While most of the upper bodywork and the cab are new, the excavators use the same undercarriages, booms and dipper arms as before, though the more powerful 81kW models do now come with a larger bucket cylinder to deliver an 11% increase in bucket tearout force. The higher-powered models also get a larger hydraulic pump, that can run at lower engine rpm, contributing to a 6% improvement in fuel per tonne productivity. As mentioned though, the 131X feels like it has plenty of power for most operations and few companies will use a 13-tonne excavator for a major muckshift.


All three excavators have benefited from fine tuning of the hydraulic valve block, leading to improvements in flow sharing for multi-function use and the 131X is certainly easy to get to grips with. This hydraulic improvement also offers a claimed 8% boost in potential productivity during grading operations. An automatic engine shut-off system further reduces fuel use when the machine is not in operation.

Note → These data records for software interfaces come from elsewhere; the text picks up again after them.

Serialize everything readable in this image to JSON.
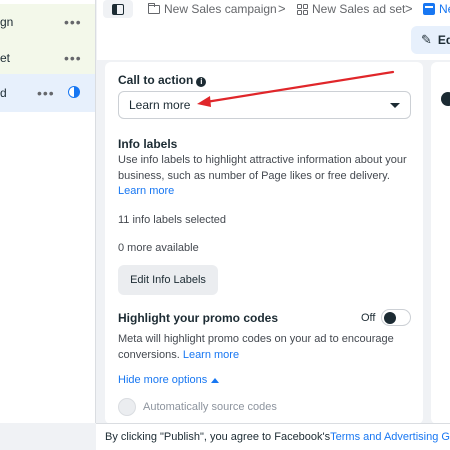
{
  "sidebar": {
    "items": [
      {
        "label": "gn",
        "more": "•••"
      },
      {
        "label": "et",
        "more": "•••"
      },
      {
        "label": "d",
        "more": "•••"
      }
    ]
  },
  "breadcrumb": {
    "campaign": "New Sales campaign",
    "ad_set": "New Sales ad set",
    "ad": "Ne",
    "separator": ">"
  },
  "edit_button": {
    "label": "Ed"
  },
  "call_to_action": {
    "label": "Call to action",
    "info": "i",
    "selected": "Learn more"
  },
  "info_labels": {
    "heading": "Info labels",
    "description": "Use info labels to highlight attractive information about your business, such as number of Page likes or free delivery.",
    "learn_more": "Learn more",
    "selected_count": "11 info labels selected",
    "available": "0 more available",
    "edit_button": "Edit Info Labels"
  },
  "promo_codes": {
    "heading": "Highlight your promo codes",
    "toggle_state": "Off",
    "description": "Meta will highlight promo codes on your ad to encourage conversions.",
    "learn_more": "Learn more",
    "hide_more": "Hide more options",
    "auto_source": "Automatically source codes"
  },
  "footer": {
    "text": "By clicking \"Publish\", you agree to Facebook's ",
    "link": "Terms and Advertising Gu"
  },
  "colors": {
    "accent": "#1877f2",
    "annotation_arrow": "#e0262a"
  }
}
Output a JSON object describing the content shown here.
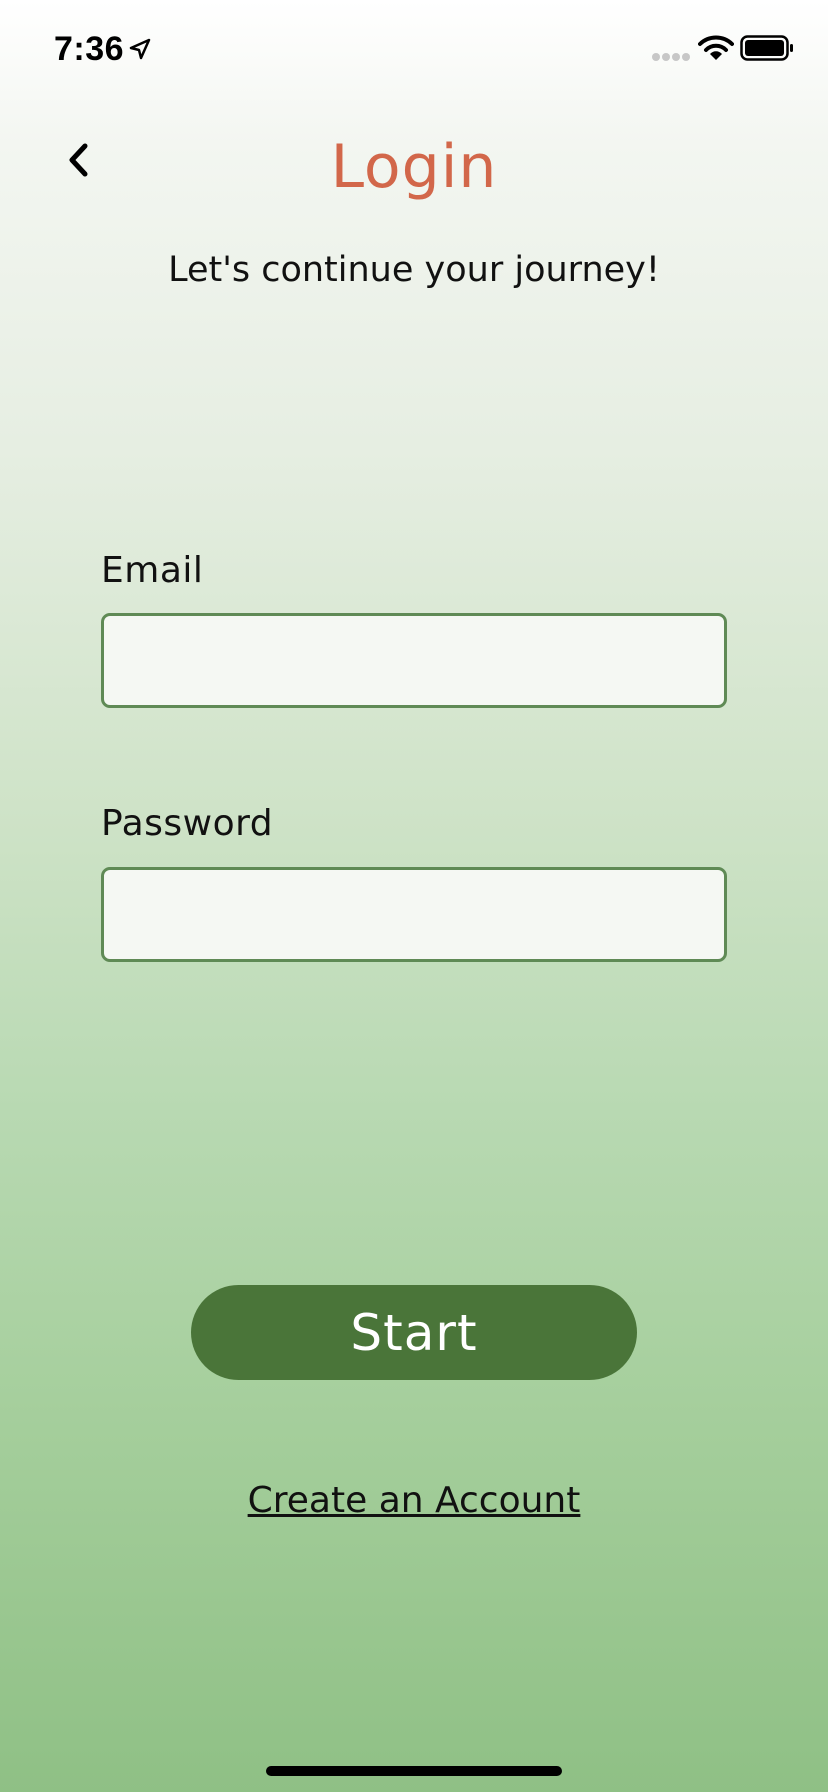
{
  "status_bar": {
    "time": "7:36",
    "icons": [
      "location-arrow-icon",
      "cellular-signal-icon",
      "wifi-icon",
      "battery-icon"
    ]
  },
  "header": {
    "back_icon": "chevron-left-icon",
    "title": "Login",
    "subtitle": "Let's continue your journey!"
  },
  "form": {
    "email_label": "Email",
    "email_value": "",
    "password_label": "Password",
    "password_value": ""
  },
  "actions": {
    "start_label": "Start",
    "create_account_label": "Create an Account"
  },
  "colors": {
    "title": "#d2674a",
    "button": "#4a7539",
    "field_border": "#5f8a55",
    "gradient_top": "#ffffff",
    "gradient_bottom": "#8fc085"
  }
}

Hydraulic pipework in key areas has been enlarged by 0.25” to reduce losses in the system and the hoses themselves now come with sturdy rubber clamps, to keep them fixed to the structure of the machine and the boom. Auxiliary flow shut-off taps are the same as those on the larger 220X. 


Customers can order the X Series machines with all of the required wiring and hydraulic circuitry to fit GPS and machine control systems from Topcon, Leica or Trimble, and the excavators can also be built Steelwrist-ready, for those that want to use a tiltrotator.

JCB has been a major player in the crawler excavator market since the 1960s, initially with its own British-designed machinery, then in cooperation with Japanese manufacturer Sumitomo. More recently, JCB has again been designing and building its own JS range of machines. 

Now, JCB has brought the strength and durability of the new X Series line into the 13-16 tonne market. Whether you opt for the more powerful 140X or 150X, or the easy to operate and maintain 131X, the X Series machines are a big step forward for JCB. They look set to follow the success of the larger 220X in the UK crawler excavator market.